The message it conveys is for everybody. No-one is exempt from hearing it.
What is this message that requires every Israelite to be included? It is, “You shall be holy, for I, the Lord your God am holy” (Lev. 19:1-2). The Chatam Sofer explains that it is only through and with the community that a person can be holy.
Someone who withdraws from society in order to find holiness in solitude has failed to realise that holiness is, as Hertz tells us, “not so much an abstract or a mystic idea as a regulative principle in the everyday lives of men and women (by) reverence for parents, consideration for the needy, prompt wages for reasonable hours, honourable dealing, no tale-bearing or malice, love of one’s neighbour and cordiality to the alien, equal justice to rich and poor, just measures and balances…” (Hertz Chumash, pp 497-8).

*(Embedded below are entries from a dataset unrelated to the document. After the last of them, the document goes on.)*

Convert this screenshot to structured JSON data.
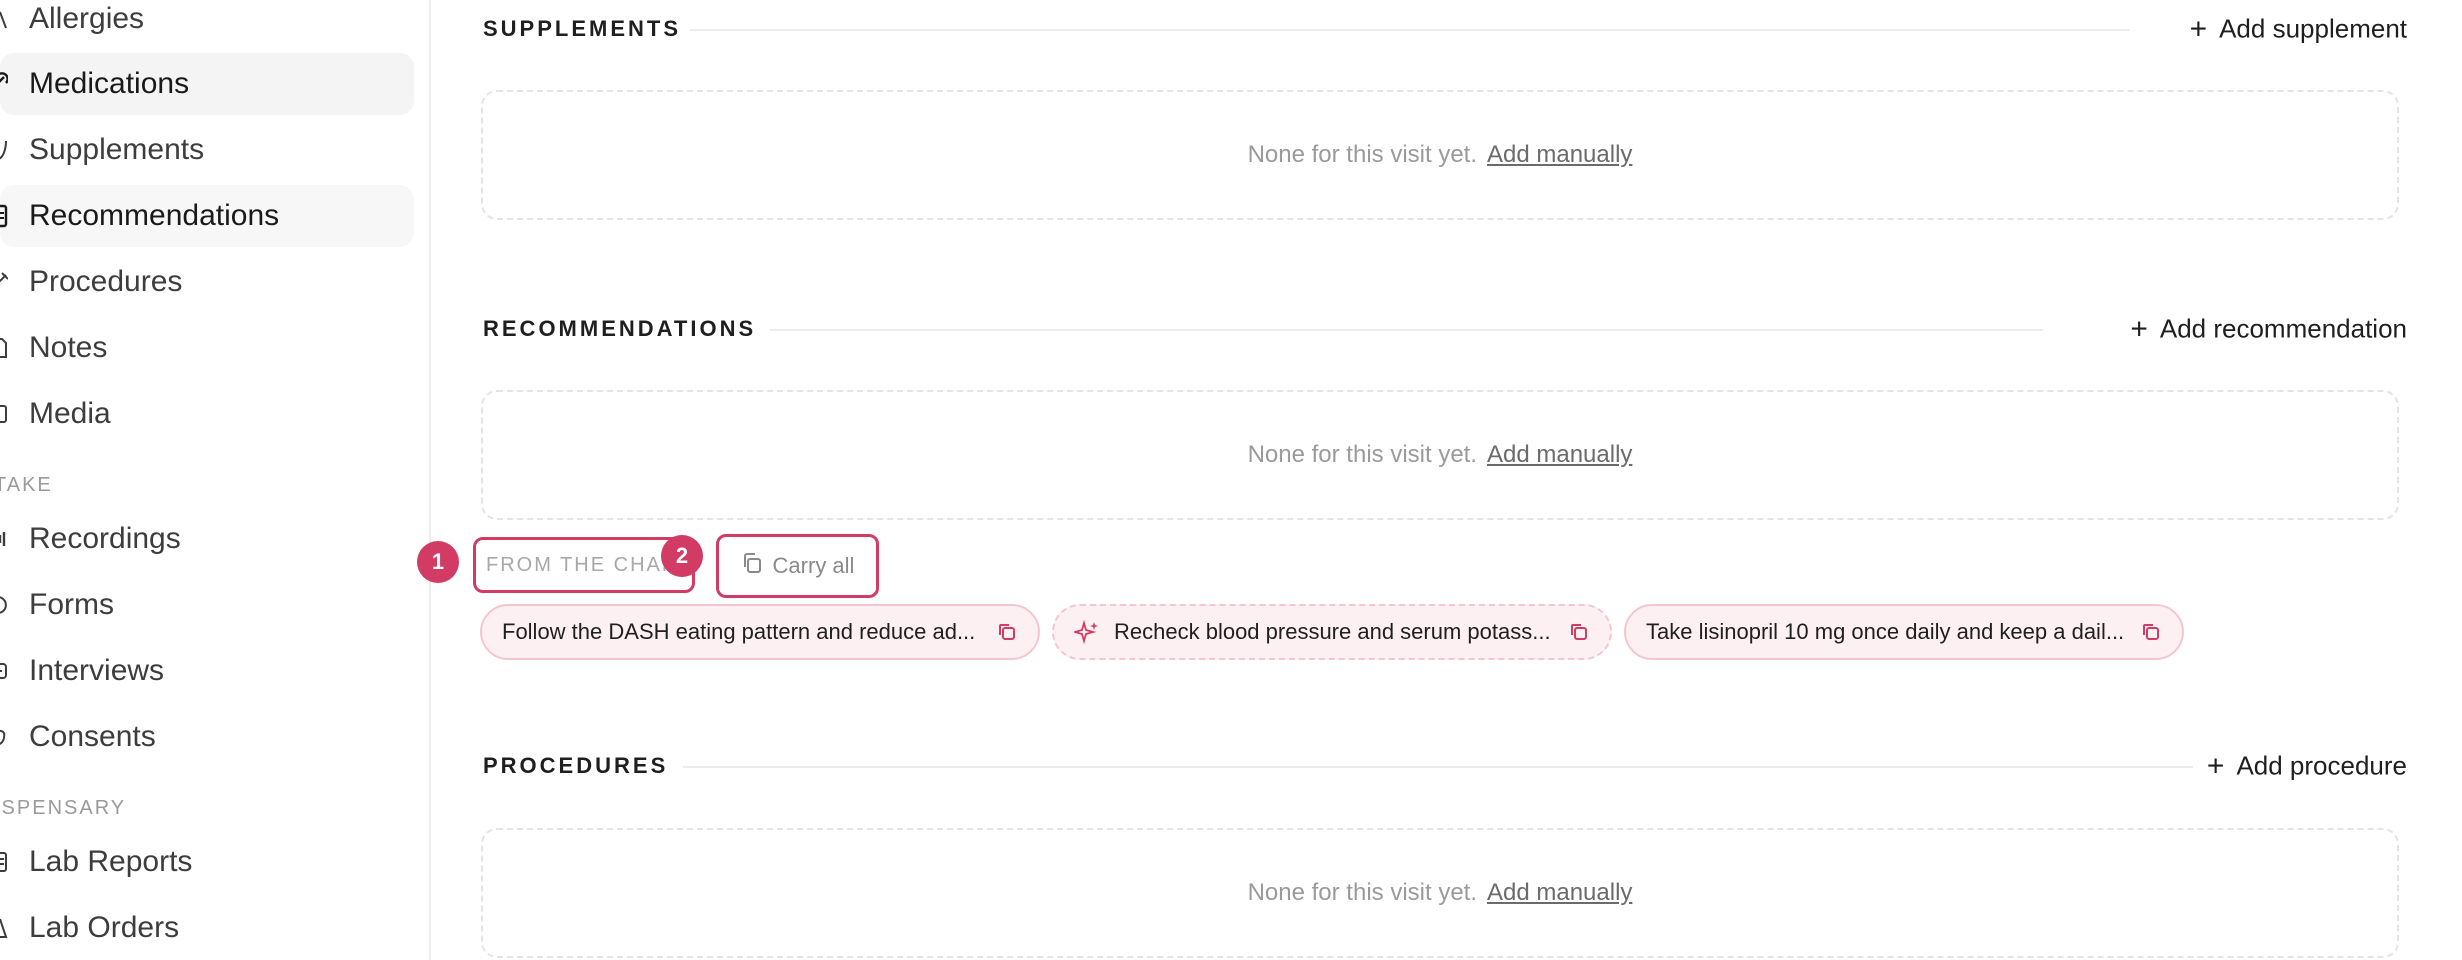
{
  "sidebar": {
    "items": [
      {
        "label": "Allergies",
        "icon": "allergy-icon"
      },
      {
        "label": "Medications",
        "icon": "pill-icon"
      },
      {
        "label": "Supplements",
        "icon": "leaf-icon"
      },
      {
        "label": "Recommendations",
        "icon": "clipboard-icon"
      },
      {
        "label": "Procedures",
        "icon": "syringe-icon"
      },
      {
        "label": "Notes",
        "icon": "note-icon"
      },
      {
        "label": "Media",
        "icon": "image-icon"
      },
      {
        "label": "Recordings",
        "icon": "waveform-icon"
      },
      {
        "label": "Forms",
        "icon": "form-icon"
      },
      {
        "label": "Interviews",
        "icon": "chat-icon"
      },
      {
        "label": "Consents",
        "icon": "signature-icon"
      },
      {
        "label": "Lab Reports",
        "icon": "report-icon"
      },
      {
        "label": "Lab Orders",
        "icon": "flask-icon"
      }
    ],
    "groups": {
      "intake": "TAKE",
      "dispensary": "ISPENSARY"
    }
  },
  "sections": {
    "supplements": {
      "title": "SUPPLEMENTS",
      "add_label": "Add supplement"
    },
    "recommendations": {
      "title": "RECOMMENDATIONS",
      "add_label": "Add recommendation"
    },
    "procedures": {
      "title": "PROCEDURES",
      "add_label": "Add procedure"
    }
  },
  "empty_state": {
    "text": "None for this visit yet.",
    "link": "Add manually"
  },
  "from_chart": {
    "label": "FROM THE CHART",
    "carry_all": "Carry all",
    "markers": [
      "1",
      "2"
    ],
    "chips": [
      "Follow the DASH eating pattern and reduce ad...",
      "Recheck blood pressure and serum potass...",
      "Take lisinopril 10 mg once daily and keep a dail..."
    ]
  },
  "colors": {
    "accent": "#d23c64",
    "chip_bg": "#fdf0f3",
    "chip_border": "#f3c6d1"
  }
}
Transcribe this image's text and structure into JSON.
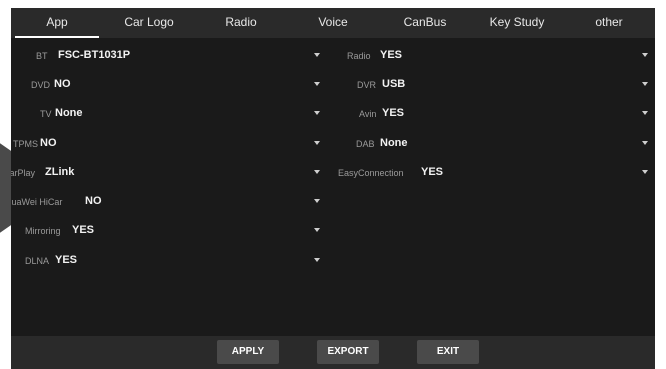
{
  "tabs": [
    {
      "label": "App",
      "active": true
    },
    {
      "label": "Car Logo",
      "active": false
    },
    {
      "label": "Radio",
      "active": false
    },
    {
      "label": "Voice",
      "active": false
    },
    {
      "label": "CanBus",
      "active": false
    },
    {
      "label": "Key Study",
      "active": false
    },
    {
      "label": "other",
      "active": false
    }
  ],
  "left_settings": [
    {
      "label": "BT",
      "value": "FSC-BT1031P"
    },
    {
      "label": "DVD",
      "value": "NO"
    },
    {
      "label": "TV",
      "value": "None"
    },
    {
      "label": "TPMS",
      "value": "NO"
    },
    {
      "label": "CarPlay",
      "value": "ZLink"
    },
    {
      "label": "HuaWei HiCar",
      "value": "NO"
    },
    {
      "label": "Mirroring",
      "value": "YES"
    },
    {
      "label": "DLNA",
      "value": "YES"
    }
  ],
  "right_settings": [
    {
      "label": "Radio",
      "value": "YES"
    },
    {
      "label": "DVR",
      "value": "USB"
    },
    {
      "label": "Avin",
      "value": "YES"
    },
    {
      "label": "DAB",
      "value": "None"
    },
    {
      "label": "EasyConnection",
      "value": "YES"
    }
  ],
  "buttons": {
    "apply": "APPLY",
    "export": "EXPORT",
    "exit": "EXIT"
  },
  "icons": {
    "dropdown": "chevron-down-icon"
  },
  "colors": {
    "screen_bg": "#1a1a1a",
    "bar_bg": "#2a2a2a",
    "button_bg": "#4a4a4a"
  }
}
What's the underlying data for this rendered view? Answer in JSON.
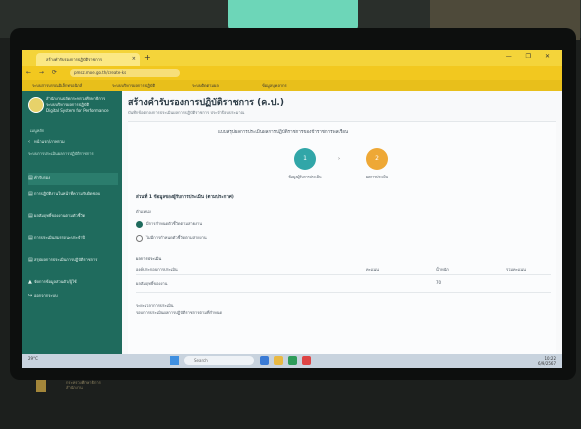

If this is so, then how is it that the word kadosh, holy, derives from a root that means to be separate? Does it not imply separating oneself from the follies and failings of society in order to live a pure life without insidious or evil influences?
The answer is no. As the rabbis say, kadesh atzm’cha b’muttar lach – “sanctify yourself in that which is permitted to you”: remain in the community, but associate with the good people, the good influences, the constructive ideas, the decent things; in Hertz’s words, by “abhorrence of everything unclean, irrational or heathen”.